On the next day, Council members traveled on a visiting mission to Kinshasa with a focus on the current electoral process. The issue of Ebola was raised during a meeting with civil society on 6 October on the security and humanitarian situation in the country. One civil society representative noted that more medication and equipment should be deployed to the affected region and that the population needed to be better informed about the risk of Ebola. The speaker added that MONUSCO needed to address insecurity in the Ebola-affected area, as the difficult security environment was detrimental to response efforts. When the Council met with President Joseph Kabila later that day, Kabila commended MONUSCO for its efforts to help the DRC fight the disease.
Following the visit, Council experts met at the Swedish mission for an informal briefing from WHO officials. In a formal Council briefing on MONUSCO on 11 October, Ethiopia described the Ebola situation as worrisome, and that there is potential for the disease to spread to other regions (S/PV.8370). Ethiopia stated its intention to circulate a draft resolution on the situation shortly.
By initiating this draft, Ethiopia and Sweden wanted to raise awareness of the outbreak in the DRC and the importance of supporting responders affected by the security situation in the east. In this regard, the draft resolution emphasises the importance of continued international support, including financial support, in order to bring the Ebola outbreak under control; encourages the DRC, WHO, and other Ebola responders to continue to improve the transparency and accuracy of reporting on the status of the outbreak; notes the WHO’s assessment that the virus could potentially spread to Uganda, Rwanda, South Sudan and Burundi; and calls on the governments of those countries “to continue efforts to prepare for operational readiness, in full cooperation with WHO.”
The draft resolution also condemns rebel groups for putting responders at risk and hampering response efforts. Furthermore, it recalls resolution 2286 of May 2016 on the protection of health care workers and facilities in armed conflict and condemns acts of violence, attacks and threats intentionally directed against medical personnel and humanitarian personnel exclusively engaged in medical duties. It urges that all parties respect international humanitarian law and international human rights law and that they ensure immediate and unhindered access for humanitarian and medical personnel and that their equipment and that medical facilities are protected under international law.

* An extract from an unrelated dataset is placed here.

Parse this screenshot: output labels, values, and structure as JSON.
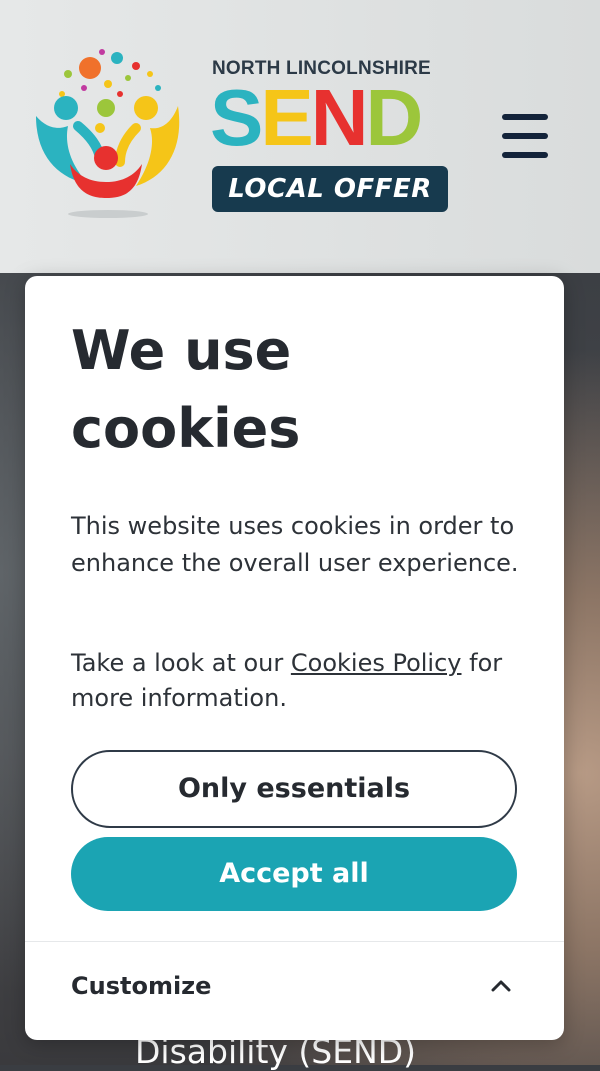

This is not the first time the Council has addressed the interaction between an Ebola epidemic and the maintenance of international peace and security. During the Ebola outbreak in Liberia, Sierra Leone, and Guinea in 2014, the Council adopted resolution 2177 on 18 September 2014, determining that “the unprecedented extent of the Ebola outbreak in Africa constitutes a threat to international peace and security”.